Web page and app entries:
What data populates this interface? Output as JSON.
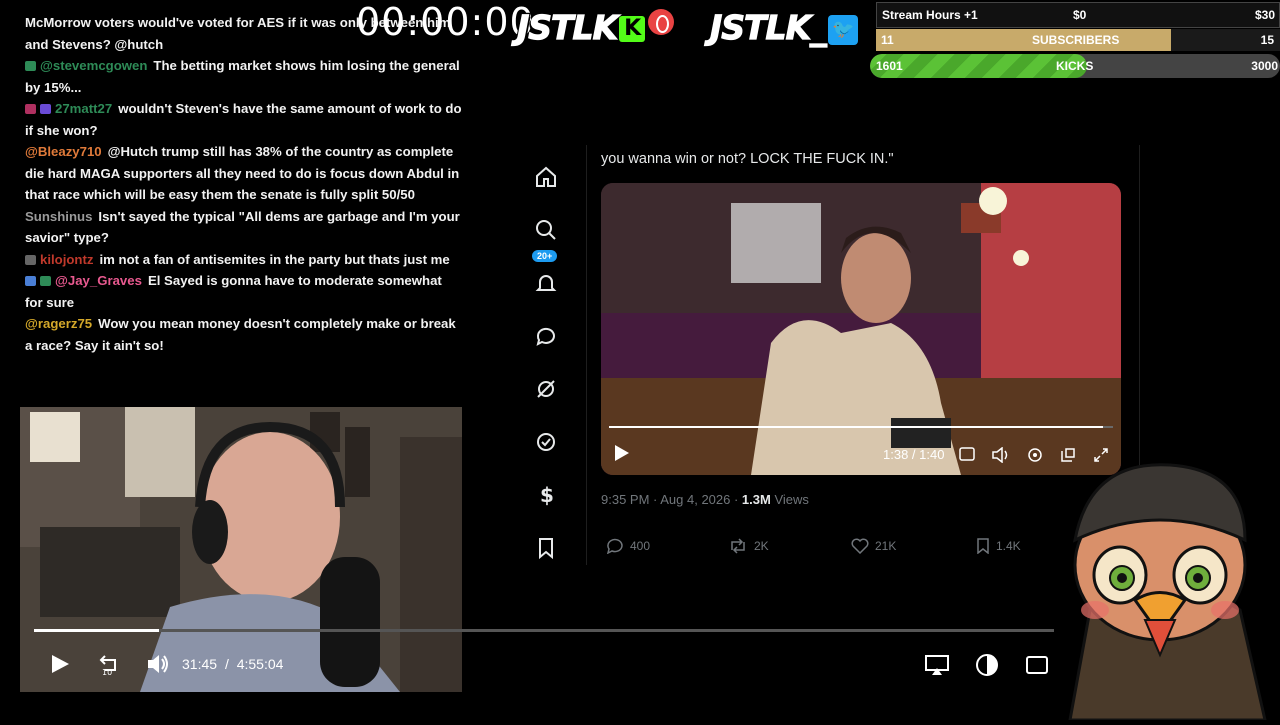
{
  "timer": "00:00:00",
  "logos": {
    "brand1": "JSTLK",
    "brand2": "JSTLK",
    "brand2_suffix": "_"
  },
  "goals": {
    "hours": {
      "label": "Stream Hours +1",
      "start": "$0",
      "end": "$30"
    },
    "subs": {
      "current": "11",
      "label": "SUBSCRIBERS",
      "goal": "15",
      "progress": 0.73
    },
    "kicks": {
      "current": "1601",
      "label": "KICKS",
      "goal": "3000",
      "progress": 0.53
    }
  },
  "chat": [
    {
      "user": "",
      "user_color": "#f2f2f2",
      "text": "McMorrow voters would've voted for AES if it was only between him and Stevens? @hutch",
      "badges": []
    },
    {
      "user": "@stevemcgowen",
      "user_color": "#2e8b57",
      "text": "The betting market shows him losing the general by 15%...",
      "badges": [
        "#2e8b57"
      ]
    },
    {
      "user": "27matt27",
      "user_color": "#2e8b57",
      "text": "wouldn't Steven's have the same amount of work to do if she won?",
      "badges": [
        "#b03060",
        "#6a4bd6"
      ]
    },
    {
      "user": "@Bleazy710",
      "user_color": "#e07a3a",
      "text": "@Hutch trump still has 38% of the country as complete die hard MAGA supporters all they need to do is focus down Abdul in that race which will be easy them the senate is fully split 50/50",
      "badges": []
    },
    {
      "user": "Sunshinus",
      "user_color": "#9a9a9a",
      "text": "Isn't sayed the typical \"All dems are garbage and I'm your savior\" type?",
      "badges": []
    },
    {
      "user": "kilojontz",
      "user_color": "#c0392b",
      "text": "im not a fan of antisemites in the party but thats just me",
      "badges": [
        "#666"
      ]
    },
    {
      "user": "@Jay_Graves",
      "user_color": "#e8598f",
      "text": "El Sayed is gonna have to moderate somewhat for sure",
      "badges": [
        "#4a7fd6",
        "#2e8b57"
      ]
    },
    {
      "user": "@ragerz75",
      "user_color": "#d4a82a",
      "text": "Wow you mean money doesn't completely make or break a race? Say it ain't so!",
      "badges": []
    }
  ],
  "tweet": {
    "text": "you wanna win or not? LOCK THE FUCK IN.\"",
    "video_time": "1:38 / 1:40",
    "video_progress": 0.98,
    "meta_time": "9:35 PM · Aug 4, 2026 · ",
    "views": "1.3M",
    "views_label": " Views",
    "replies": "400",
    "reposts": "2K",
    "likes": "21K",
    "bookmarks": "1.4K",
    "notif_badge": "20+"
  },
  "player": {
    "current": "31:45",
    "sep": "/",
    "duration": "4:55:04",
    "progress": 0.123
  },
  "icons": [
    "play-icon",
    "replay-10-icon",
    "volume-icon",
    "airplay-icon",
    "contrast-icon",
    "captions-icon",
    "home-icon",
    "search-icon",
    "bell-icon",
    "messages-icon",
    "grok-icon",
    "verified-icon",
    "money-icon",
    "bookmark-icon"
  ]
}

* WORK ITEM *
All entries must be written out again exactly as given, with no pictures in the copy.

* RESPONSE AREA *
What data populates this interface? Output as JSON.
{
  "timer": "00:00:00",
  "logos": {
    "brand1": "JSTLK",
    "brand2": "JSTLK",
    "brand2_suffix": "_"
  },
  "goals": {
    "hours": {
      "label": "Stream Hours +1",
      "start": "$0",
      "end": "$30"
    },
    "subs": {
      "current": "11",
      "label": "SUBSCRIBERS",
      "goal": "15",
      "progress": 0.73
    },
    "kicks": {
      "current": "1601",
      "label": "KICKS",
      "goal": "3000",
      "progress": 0.53
    }
  },
  "chat": [
    {
      "user": "",
      "user_color": "#f2f2f2",
      "text": "McMorrow voters would've voted for AES if it was only between him and Stevens? @hutch",
      "badges": []
    },
    {
      "user": "@stevemcgowen",
      "user_color": "#2e8b57",
      "text": "The betting market shows him losing the general by 15%...",
      "badges": [
        "#2e8b57"
      ]
    },
    {
      "user": "27matt27",
      "user_color": "#2e8b57",
      "text": "wouldn't Steven's have the same amount of work to do if she won?",
      "badges": [
        "#b03060",
        "#6a4bd6"
      ]
    },
    {
      "user": "@Bleazy710",
      "user_color": "#e07a3a",
      "text": "@Hutch trump still has 38% of the country as complete die hard MAGA supporters all they need to do is focus down Abdul in that race which will be easy them the senate is fully split 50/50",
      "badges": []
    },
    {
      "user": "Sunshinus",
      "user_color": "#9a9a9a",
      "text": "Isn't sayed the typical \"All dems are garbage and I'm your savior\" type?",
      "badges": []
    },
    {
      "user": "kilojontz",
      "user_color": "#c0392b",
      "text": "im not a fan of antisemites in the party but thats just me",
      "badges": [
        "#666"
      ]
    },
    {
      "user": "@Jay_Graves",
      "user_color": "#e8598f",
      "text": "El Sayed is gonna have to moderate somewhat for sure",
      "badges": [
        "#4a7fd6",
        "#2e8b57"
      ]
    },
    {
      "user": "@ragerz75",
      "user_color": "#d4a82a",
      "text": "Wow you mean money doesn't completely make or break a race? Say it ain't so!",
      "badges": []
    }
  ],
  "tweet": {
    "text": "you wanna win or not? LOCK THE FUCK IN.\"",
    "video_time": "1:38 / 1:40",
    "video_progress": 0.98,
    "meta_time": "9:35 PM · Aug 4, 2026 · ",
    "views": "1.3M",
    "views_label": " Views",
    "replies": "400",
    "reposts": "2K",
    "likes": "21K",
    "bookmarks": "1.4K",
    "notif_badge": "20+"
  },
  "player": {
    "current": "31:45",
    "sep": "/",
    "duration": "4:55:04",
    "progress": 0.123
  },
  "icons": [
    "play-icon",
    "replay-10-icon",
    "volume-icon",
    "airplay-icon",
    "contrast-icon",
    "captions-icon",
    "home-icon",
    "search-icon",
    "bell-icon",
    "messages-icon",
    "grok-icon",
    "verified-icon",
    "money-icon",
    "bookmark-icon"
  ]
}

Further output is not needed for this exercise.